Give the records back exactly as written, but without the images.
(Extracted entries begins)
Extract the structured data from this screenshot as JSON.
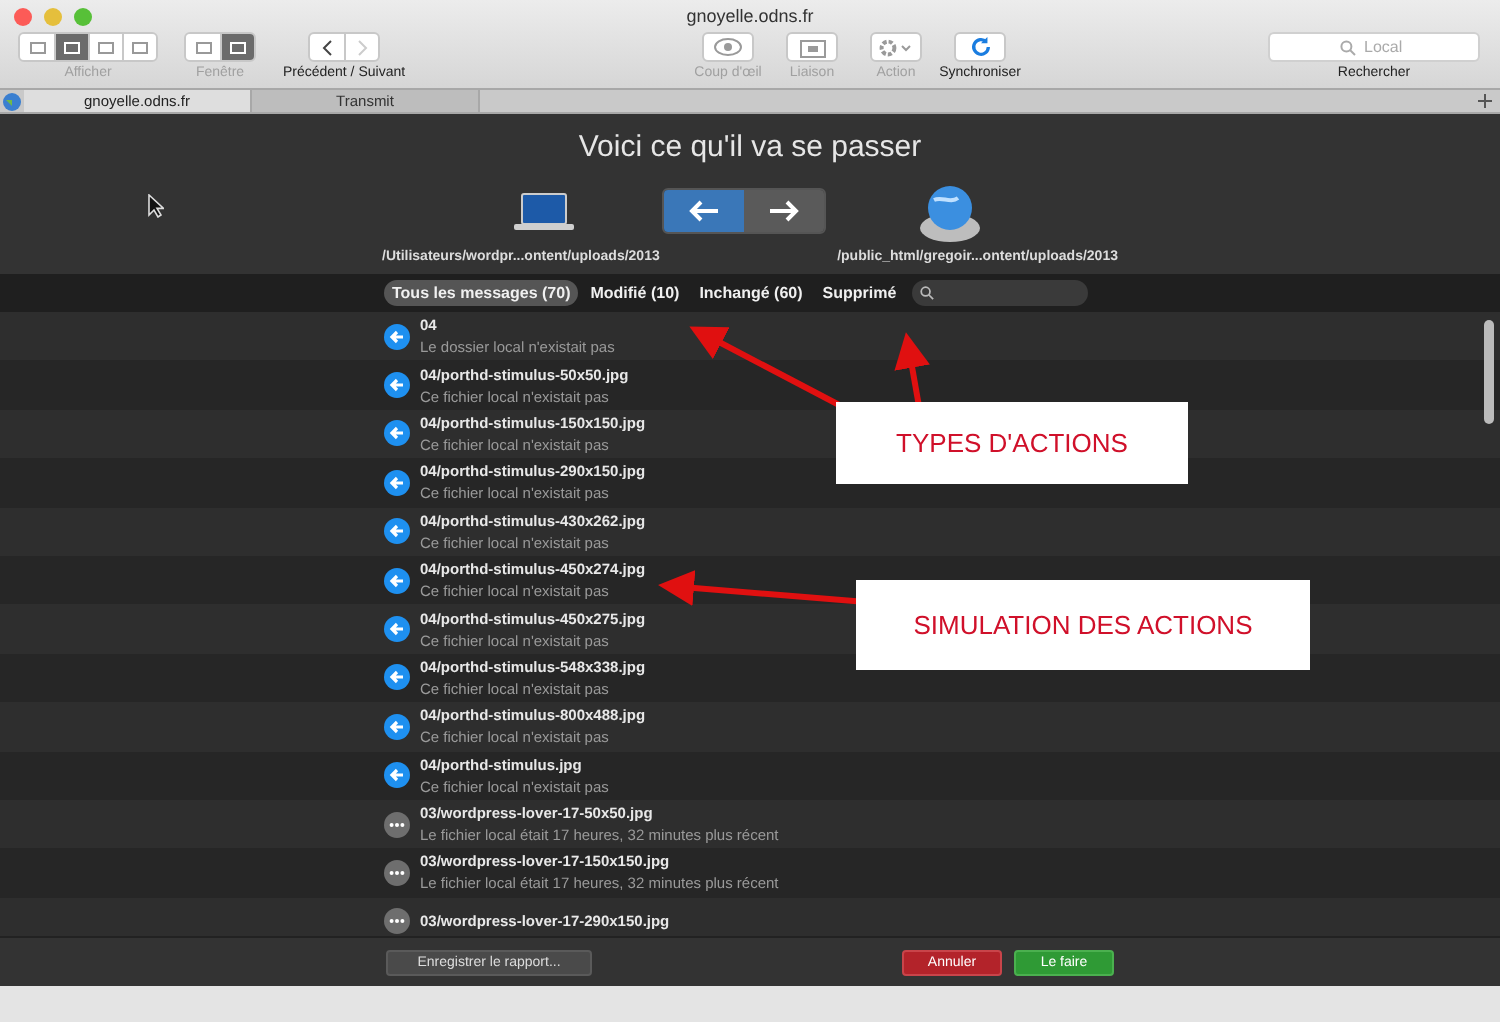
{
  "window": {
    "title": "gnoyelle.odns.fr"
  },
  "toolbar": {
    "view": {
      "label": "Afficher",
      "segments": [
        {
          "selected": false
        },
        {
          "selected": true
        },
        {
          "selected": false
        },
        {
          "selected": false
        }
      ]
    },
    "window_mode": {
      "label": "Fenêtre",
      "segments": [
        {
          "selected": false
        },
        {
          "selected": true
        }
      ]
    },
    "navigation": {
      "label": "Précédent / Suivant",
      "back_disabled": false,
      "forward_disabled": true
    },
    "actions": [
      {
        "kind": "eye",
        "label": "Coup d'œil",
        "disabled": true
      },
      {
        "kind": "link",
        "label": "Liaison",
        "disabled": true
      },
      {
        "kind": "gear",
        "label": "Action",
        "disabled": true
      },
      {
        "kind": "sync",
        "label": "Synchroniser",
        "disabled": false
      }
    ],
    "search": {
      "placeholder": "Local",
      "label": "Rechercher"
    }
  },
  "tabs": [
    {
      "label": "gnoyelle.odns.fr",
      "selected": true
    },
    {
      "label": "Transmit",
      "selected": false
    }
  ],
  "sheet": {
    "heading": "Voici ce qu'il va se passer",
    "direction": [
      {
        "kind": "left",
        "selected": true
      },
      {
        "kind": "right",
        "selected": false
      }
    ],
    "local_path": "/Utilisateurs/wordpr...ontent/uploads/2013",
    "remote_path": "/public_html/gregoir...ontent/uploads/2013",
    "filters": [
      {
        "label": "Tous les messages (70)",
        "selected": true
      },
      {
        "label": "Modifié (10)",
        "selected": false
      },
      {
        "label": "Inchangé (60)",
        "selected": false
      },
      {
        "label": "Supprimé",
        "selected": false
      }
    ],
    "rows": [
      {
        "kind": "download",
        "name": "04",
        "detail": "Le dossier local n'existait pas"
      },
      {
        "kind": "download",
        "name": "04/porthd-stimulus-50x50.jpg",
        "detail": "Ce fichier local n'existait pas"
      },
      {
        "kind": "download",
        "name": "04/porthd-stimulus-150x150.jpg",
        "detail": "Ce fichier local n'existait pas"
      },
      {
        "kind": "download",
        "name": "04/porthd-stimulus-290x150.jpg",
        "detail": "Ce fichier local n'existait pas"
      },
      {
        "kind": "download",
        "name": "04/porthd-stimulus-430x262.jpg",
        "detail": "Ce fichier local n'existait pas"
      },
      {
        "kind": "download",
        "name": "04/porthd-stimulus-450x274.jpg",
        "detail": "Ce fichier local n'existait pas"
      },
      {
        "kind": "download",
        "name": "04/porthd-stimulus-450x275.jpg",
        "detail": "Ce fichier local n'existait pas"
      },
      {
        "kind": "download",
        "name": "04/porthd-stimulus-548x338.jpg",
        "detail": "Ce fichier local n'existait pas"
      },
      {
        "kind": "download",
        "name": "04/porthd-stimulus-800x488.jpg",
        "detail": "Ce fichier local n'existait pas"
      },
      {
        "kind": "download",
        "name": "04/porthd-stimulus.jpg",
        "detail": "Ce fichier local n'existait pas"
      },
      {
        "kind": "newer",
        "name": "03/wordpress-lover-17-50x50.jpg",
        "detail": "Le fichier local était 17 heures, 32 minutes plus récent"
      },
      {
        "kind": "newer",
        "name": "03/wordpress-lover-17-150x150.jpg",
        "detail": "Le fichier local était 17 heures, 32 minutes plus récent"
      },
      {
        "kind": "newer",
        "name": "03/wordpress-lover-17-290x150.jpg"
      }
    ],
    "buttons": [
      {
        "kind": "plain",
        "label": "Enregistrer le rapport..."
      },
      {
        "kind": "cancel",
        "label": "Annuler"
      },
      {
        "kind": "confirm",
        "label": "Le faire"
      }
    ]
  },
  "annotations": [
    {
      "text": "TYPES D'ACTIONS"
    },
    {
      "text": "SIMULATION DES ACTIONS"
    }
  ]
}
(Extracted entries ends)
▶ _Response_:
Extract the structured data from this screenshot as JSON.
{
  "window": {
    "title": "gnoyelle.odns.fr"
  },
  "toolbar": {
    "view": {
      "label": "Afficher",
      "segments": [
        {
          "selected": false
        },
        {
          "selected": true
        },
        {
          "selected": false
        },
        {
          "selected": false
        }
      ]
    },
    "window_mode": {
      "label": "Fenêtre",
      "segments": [
        {
          "selected": false
        },
        {
          "selected": true
        }
      ]
    },
    "navigation": {
      "label": "Précédent / Suivant",
      "back_disabled": false,
      "forward_disabled": true
    },
    "actions": [
      {
        "kind": "eye",
        "label": "Coup d'œil",
        "disabled": true
      },
      {
        "kind": "link",
        "label": "Liaison",
        "disabled": true
      },
      {
        "kind": "gear",
        "label": "Action",
        "disabled": true
      },
      {
        "kind": "sync",
        "label": "Synchroniser",
        "disabled": false
      }
    ],
    "search": {
      "placeholder": "Local",
      "label": "Rechercher"
    }
  },
  "tabs": [
    {
      "label": "gnoyelle.odns.fr",
      "selected": true
    },
    {
      "label": "Transmit",
      "selected": false
    }
  ],
  "sheet": {
    "heading": "Voici ce qu'il va se passer",
    "direction": [
      {
        "kind": "left",
        "selected": true
      },
      {
        "kind": "right",
        "selected": false
      }
    ],
    "local_path": "/Utilisateurs/wordpr...ontent/uploads/2013",
    "remote_path": "/public_html/gregoir...ontent/uploads/2013",
    "filters": [
      {
        "label": "Tous les messages (70)",
        "selected": true
      },
      {
        "label": "Modifié (10)",
        "selected": false
      },
      {
        "label": "Inchangé (60)",
        "selected": false
      },
      {
        "label": "Supprimé",
        "selected": false
      }
    ],
    "rows": [
      {
        "kind": "download",
        "name": "04",
        "detail": "Le dossier local n'existait pas"
      },
      {
        "kind": "download",
        "name": "04/porthd-stimulus-50x50.jpg",
        "detail": "Ce fichier local n'existait pas"
      },
      {
        "kind": "download",
        "name": "04/porthd-stimulus-150x150.jpg",
        "detail": "Ce fichier local n'existait pas"
      },
      {
        "kind": "download",
        "name": "04/porthd-stimulus-290x150.jpg",
        "detail": "Ce fichier local n'existait pas"
      },
      {
        "kind": "download",
        "name": "04/porthd-stimulus-430x262.jpg",
        "detail": "Ce fichier local n'existait pas"
      },
      {
        "kind": "download",
        "name": "04/porthd-stimulus-450x274.jpg",
        "detail": "Ce fichier local n'existait pas"
      },
      {
        "kind": "download",
        "name": "04/porthd-stimulus-450x275.jpg",
        "detail": "Ce fichier local n'existait pas"
      },
      {
        "kind": "download",
        "name": "04/porthd-stimulus-548x338.jpg",
        "detail": "Ce fichier local n'existait pas"
      },
      {
        "kind": "download",
        "name": "04/porthd-stimulus-800x488.jpg",
        "detail": "Ce fichier local n'existait pas"
      },
      {
        "kind": "download",
        "name": "04/porthd-stimulus.jpg",
        "detail": "Ce fichier local n'existait pas"
      },
      {
        "kind": "newer",
        "name": "03/wordpress-lover-17-50x50.jpg",
        "detail": "Le fichier local était 17 heures, 32 minutes plus récent"
      },
      {
        "kind": "newer",
        "name": "03/wordpress-lover-17-150x150.jpg",
        "detail": "Le fichier local était 17 heures, 32 minutes plus récent"
      },
      {
        "kind": "newer",
        "name": "03/wordpress-lover-17-290x150.jpg"
      }
    ],
    "buttons": [
      {
        "kind": "plain",
        "label": "Enregistrer le rapport..."
      },
      {
        "kind": "cancel",
        "label": "Annuler"
      },
      {
        "kind": "confirm",
        "label": "Le faire"
      }
    ]
  },
  "annotations": [
    {
      "text": "TYPES D'ACTIONS"
    },
    {
      "text": "SIMULATION DES ACTIONS"
    }
  ]
}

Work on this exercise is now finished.